# Exercise prompt
Write the listing out again exactly as it stands, with no images.

# Working data
* * * * * * *
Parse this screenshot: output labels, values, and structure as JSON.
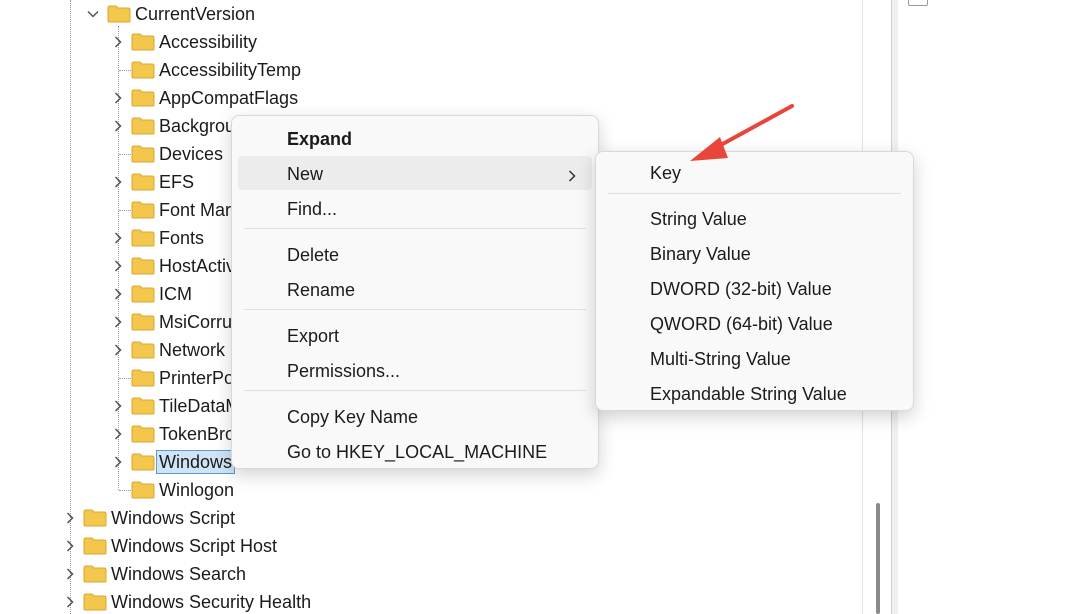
{
  "tree": {
    "parent": {
      "label": "CurrentVersion",
      "expanded": true
    },
    "children": [
      {
        "label": "Accessibility",
        "has_children": true
      },
      {
        "label": "AccessibilityTemp",
        "has_children": false
      },
      {
        "label": "AppCompatFlags",
        "has_children": true
      },
      {
        "label": "Backgrou",
        "has_children": true
      },
      {
        "label": "Devices",
        "has_children": false
      },
      {
        "label": "EFS",
        "has_children": true
      },
      {
        "label": "Font Mar",
        "has_children": false
      },
      {
        "label": "Fonts",
        "has_children": true
      },
      {
        "label": "HostActiv",
        "has_children": true
      },
      {
        "label": "ICM",
        "has_children": true
      },
      {
        "label": "MsiCorru",
        "has_children": true
      },
      {
        "label": "Network",
        "has_children": true
      },
      {
        "label": "PrinterPo",
        "has_children": false
      },
      {
        "label": "TileDataM",
        "has_children": true
      },
      {
        "label": "TokenBro",
        "has_children": true
      },
      {
        "label": "Windows",
        "has_children": true,
        "selected": true
      },
      {
        "label": "Winlogon",
        "has_children": false
      }
    ],
    "siblings": [
      {
        "label": "Windows Script",
        "has_children": true
      },
      {
        "label": "Windows Script Host",
        "has_children": true
      },
      {
        "label": "Windows Search",
        "has_children": true
      },
      {
        "label": "Windows Security Health",
        "has_children": true
      }
    ]
  },
  "context_menu": {
    "items": [
      {
        "label": "Expand",
        "bold": true
      },
      {
        "label": "New",
        "submenu": true,
        "hover": true
      },
      {
        "label": "Find..."
      },
      {
        "label": "Delete"
      },
      {
        "label": "Rename"
      },
      {
        "label": "Export"
      },
      {
        "label": "Permissions..."
      },
      {
        "label": "Copy Key Name"
      },
      {
        "label": "Go to HKEY_LOCAL_MACHINE"
      }
    ]
  },
  "new_submenu": {
    "items": [
      {
        "label": "Key"
      },
      {
        "label": "String Value"
      },
      {
        "label": "Binary Value"
      },
      {
        "label": "DWORD (32-bit) Value"
      },
      {
        "label": "QWORD (64-bit) Value"
      },
      {
        "label": "Multi-String Value"
      },
      {
        "label": "Expandable String Value"
      }
    ]
  },
  "colors": {
    "folder": "#f3c64c",
    "selection": "#cfe4f7",
    "annotation_arrow": "#e8463a"
  }
}
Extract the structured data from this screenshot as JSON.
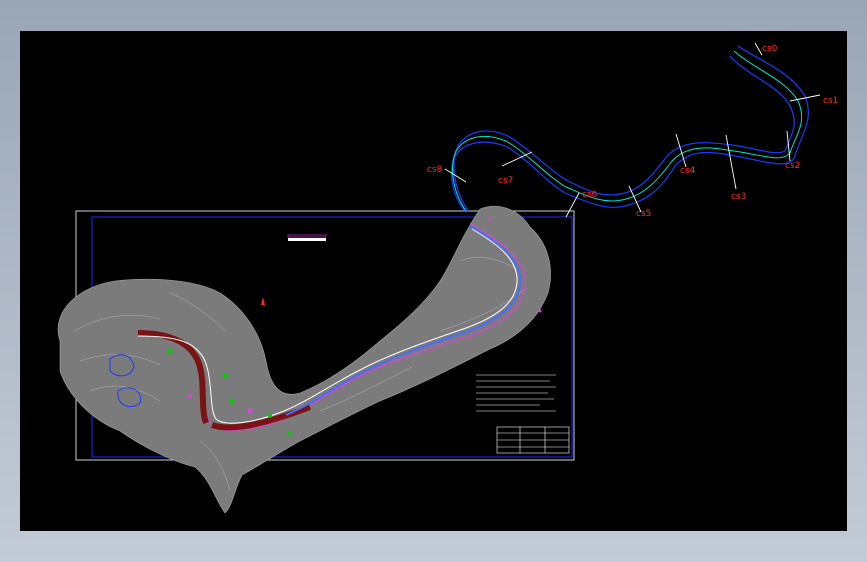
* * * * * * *
# Answer
Parse this screenshot: output labels, values, and structure as JSON.
{
  "tree": {
    "parent": {
      "label": "CurrentVersion",
      "expanded": true
    },
    "children": [
      {
        "label": "Accessibility",
        "has_children": true
      },
      {
        "label": "AccessibilityTemp",
        "has_children": false
      },
      {
        "label": "AppCompatFlags",
        "has_children": true
      },
      {
        "label": "Backgrou",
        "has_children": true
      },
      {
        "label": "Devices",
        "has_children": false
      },
      {
        "label": "EFS",
        "has_children": true
      },
      {
        "label": "Font Mar",
        "has_children": false
      },
      {
        "label": "Fonts",
        "has_children": true
      },
      {
        "label": "HostActiv",
        "has_children": true
      },
      {
        "label": "ICM",
        "has_children": true
      },
      {
        "label": "MsiCorru",
        "has_children": true
      },
      {
        "label": "Network",
        "has_children": true
      },
      {
        "label": "PrinterPo",
        "has_children": false
      },
      {
        "label": "TileDataM",
        "has_children": true
      },
      {
        "label": "TokenBro",
        "has_children": true
      },
      {
        "label": "Windows",
        "has_children": true,
        "selected": true
      },
      {
        "label": "Winlogon",
        "has_children": false
      }
    ],
    "siblings": [
      {
        "label": "Windows Script",
        "has_children": true
      },
      {
        "label": "Windows Script Host",
        "has_children": true
      },
      {
        "label": "Windows Search",
        "has_children": true
      },
      {
        "label": "Windows Security Health",
        "has_children": true
      }
    ]
  },
  "context_menu": {
    "items": [
      {
        "label": "Expand",
        "bold": true
      },
      {
        "label": "New",
        "submenu": true,
        "hover": true
      },
      {
        "label": "Find..."
      },
      {
        "label": "Delete"
      },
      {
        "label": "Rename"
      },
      {
        "label": "Export"
      },
      {
        "label": "Permissions..."
      },
      {
        "label": "Copy Key Name"
      },
      {
        "label": "Go to HKEY_LOCAL_MACHINE"
      }
    ]
  },
  "new_submenu": {
    "items": [
      {
        "label": "Key"
      },
      {
        "label": "String Value"
      },
      {
        "label": "Binary Value"
      },
      {
        "label": "DWORD (32-bit) Value"
      },
      {
        "label": "QWORD (64-bit) Value"
      },
      {
        "label": "Multi-String Value"
      },
      {
        "label": "Expandable String Value"
      }
    ]
  },
  "colors": {
    "folder": "#f3c64c",
    "selection": "#cfe4f7",
    "annotation_arrow": "#e8463a"
  }
}
Extract the structured data from this screenshot as JSON.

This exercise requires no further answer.